Every year my kids ask me what I would like for Father's Day. All of us dads usually say nothing, I have everything I need!
I stopped and thought a little and realized what I would really like for Father's Day would be one last conversation with my Dad.
It seems like just yesterday he was showing me how to golf. I always remember the first time I beat his score and as I think back I am sure he was happier and more proud than I was. He was one of those guys that did not ask for much and sacrificed many times so my brother and I could have more.
I know that he bought me my first set of clubs at the old Saunder's Sporting Goods on main street. I know for a fact that the set he got for me was nicer than any set he had ever owned. He also sacrificed a lot of his golden years caring for my mother who had Alzheimers in her last years - but he never complained. I only hope that I can be at least half of the man he was!
So for Father's Day, if I could have one thing it would be one more short conversation with my DAD. To tell him that I love him, that I learned so much more from him just by being around him. To tell him that I was going to miss him when he was gone and that I would think about him every day that I had left on this earth. To tell him how proud I was to be his son.
So if your dad is still living and you have the chance, then spend more time with him. If he does not live close to you have more phone conversations. It will make your dad feel just as good as you, maybe even more so!
Tip of the week - Too many golfers forget that in golf you always must focus on your target. From your tee shot to your short putt. Once you have picked your target find something that helps you pull the trigger on your swing and then hit away!
Rule of the Week - 14-4. If a player's club strikes the ball more than once in the course of a stroke, the player must count the stroke and add a penalty stroke, making two strokes in all. The Rules of Golf can be found at (www.USGA.org).
Quote of the week - "Hogan always looked upon a course as any enemy to be conquered, the more abjectly the better, and this is one reason why he was a master at 'finishing the job' in a tournament. He never eased up on a course. If he had it down, he wanted to kill it. Arnold, on the other hand, can get casual when the battle seems won, a mistake that has cost him dearly on several occasions." From the book "Arnie" by Mark H McCormack.
Keep it in the fairway.
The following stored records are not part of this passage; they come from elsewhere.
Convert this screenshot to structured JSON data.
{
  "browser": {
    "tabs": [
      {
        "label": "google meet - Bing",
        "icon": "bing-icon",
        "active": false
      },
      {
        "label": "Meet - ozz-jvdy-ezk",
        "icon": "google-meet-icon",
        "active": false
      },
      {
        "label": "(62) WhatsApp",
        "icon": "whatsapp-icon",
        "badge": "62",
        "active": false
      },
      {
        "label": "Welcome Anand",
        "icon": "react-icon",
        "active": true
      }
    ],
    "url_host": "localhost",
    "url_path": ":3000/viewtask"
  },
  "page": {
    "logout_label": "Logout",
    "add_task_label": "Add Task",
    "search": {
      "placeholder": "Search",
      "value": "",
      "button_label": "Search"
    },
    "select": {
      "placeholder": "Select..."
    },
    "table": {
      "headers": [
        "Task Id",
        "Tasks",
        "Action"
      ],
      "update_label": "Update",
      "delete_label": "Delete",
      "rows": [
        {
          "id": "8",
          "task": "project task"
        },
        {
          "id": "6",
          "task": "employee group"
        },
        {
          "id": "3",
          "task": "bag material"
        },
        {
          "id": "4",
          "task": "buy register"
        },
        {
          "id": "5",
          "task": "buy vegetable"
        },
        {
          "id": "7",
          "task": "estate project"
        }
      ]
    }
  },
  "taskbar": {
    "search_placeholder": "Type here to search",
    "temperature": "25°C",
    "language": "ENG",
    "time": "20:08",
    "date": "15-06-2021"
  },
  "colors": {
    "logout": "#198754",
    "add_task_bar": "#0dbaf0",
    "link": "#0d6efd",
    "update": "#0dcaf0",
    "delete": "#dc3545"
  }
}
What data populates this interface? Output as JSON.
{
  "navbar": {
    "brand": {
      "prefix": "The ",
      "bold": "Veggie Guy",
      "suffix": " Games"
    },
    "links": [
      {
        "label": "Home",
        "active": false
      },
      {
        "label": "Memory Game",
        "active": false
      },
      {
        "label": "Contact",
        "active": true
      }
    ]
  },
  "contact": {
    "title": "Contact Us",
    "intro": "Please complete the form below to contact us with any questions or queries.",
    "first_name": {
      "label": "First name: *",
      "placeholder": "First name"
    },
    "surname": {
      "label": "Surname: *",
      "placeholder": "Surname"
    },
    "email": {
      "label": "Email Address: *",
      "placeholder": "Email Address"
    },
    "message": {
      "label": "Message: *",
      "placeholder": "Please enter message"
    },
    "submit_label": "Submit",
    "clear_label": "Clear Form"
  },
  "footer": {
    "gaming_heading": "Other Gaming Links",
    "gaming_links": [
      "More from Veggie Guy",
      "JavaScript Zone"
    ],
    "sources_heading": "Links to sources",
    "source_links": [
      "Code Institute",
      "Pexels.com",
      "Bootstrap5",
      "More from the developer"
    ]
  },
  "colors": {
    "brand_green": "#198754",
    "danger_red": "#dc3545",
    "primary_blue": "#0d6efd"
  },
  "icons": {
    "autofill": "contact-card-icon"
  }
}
(Steve Kottsick is the golf professional at Souris Valley Golf Course. He writes a column for The Minot Daily News during the golfing season. Kottsick can be reached by e-mail at email@example.com)